Chao, Shyh-Min - Curator
  • Biology Department, Invertebrates Division
  • chaosm@mail.nmns.edu.tw


SHYH-MIN CHAO PH. D Curator and Section Head of Invertebrate Head of Zoology Department

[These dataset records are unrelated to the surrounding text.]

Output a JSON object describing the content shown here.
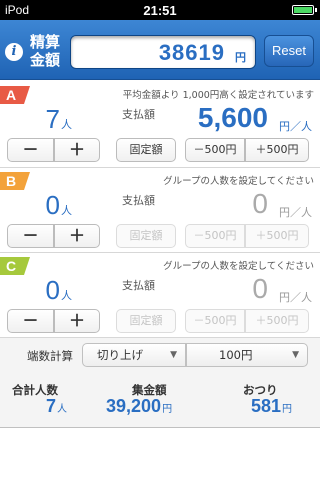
{
  "status": {
    "carrier": "iPod",
    "time": "21:51"
  },
  "header": {
    "label": "精算金額",
    "total": "38619",
    "unit": "円",
    "reset": "Reset"
  },
  "groups": [
    {
      "letter": "A",
      "color": "#e85a45",
      "note": "平均金額より 1,000円高く設定されています",
      "people": "7",
      "people_unit": "人",
      "pay_label": "支払額",
      "pay": "5,600",
      "pay_unit": "円／人",
      "fixed": "固定額",
      "minus500": "－500円",
      "plus500": "＋500円",
      "active": true
    },
    {
      "letter": "B",
      "color": "#f3a23a",
      "note": "グループの人数を設定してください",
      "people": "0",
      "people_unit": "人",
      "pay_label": "支払額",
      "pay": "0",
      "pay_unit": "円／人",
      "fixed": "固定額",
      "minus500": "－500円",
      "plus500": "＋500円",
      "active": false
    },
    {
      "letter": "C",
      "color": "#a6c93c",
      "note": "グループの人数を設定してください",
      "people": "0",
      "people_unit": "人",
      "pay_label": "支払額",
      "pay": "0",
      "pay_unit": "円／人",
      "fixed": "固定額",
      "minus500": "－500円",
      "plus500": "＋500円",
      "active": false
    }
  ],
  "rounding": {
    "label": "端数計算",
    "mode": "切り上げ",
    "unit": "100円"
  },
  "summary": {
    "people_label": "合計人数",
    "people": "7",
    "people_unit": "人",
    "collected_label": "集金額",
    "collected": "39,200",
    "collected_unit": "円",
    "change_label": "おつり",
    "change": "581",
    "change_unit": "円"
  },
  "icons": {
    "info": "info-icon",
    "minus": "－",
    "plus": "＋",
    "caret": "▼"
  }
}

I entered the Collection and Research Division of this museum in December 1993. My responsibilities include invertebrate animal collection and research. My research interests and areas of expertise are invertebrate animal life characteristics and population dynamics. Over the past few years, my research work has been focus on the taxonomy, population dynamics, and sexual and asexual reproduction of echinoderms, with research locations confines to coral reefs. Over the next few years, I plan to conduct research on echinoderm and shellfish/mollusk taxonomy, life characteristics, and population dynamics. The locations of my research will be extended to include estuaries, sandy coasts and deep sea.
In Taiwan, invertebrate animals research, especially taxonomy, is very limited. Of the more than 30 invertebrate animals phyla, less than half have been studied. Therefore, there is still much to be done in the areas of taxonomy and biological research. With this in mind, the National Museum of Natural Science curators have been increasing their efforts in these areas. Marine invertebrate specimens are harvested both from the tidal zone and during scuba diving expeditions. In addition, in 1993, we began long-term dredging projects to survey and collect the deep-water invertebrate fauna of Taiwan ocean basin. As the habitats have been change radically by human activities, we conduct the terrestrial and freshwater invertebrates collections to preserve the endemic specimens. While specimens of various groups are accumulated to some levels, the experts from the country and overseas will be invited to identify these specimens.
It is my hope that through these projects I can collected and preserve a more complete set of endemic invertebrate animal species, which can be used in the future for advanced research and comparative studies. In addition, with a more complete endemic invertebrate collection, the museum will be able to actively implement domestic and foreign specimen exchange to become an international specimen exchange center.

2022/12/16 Updated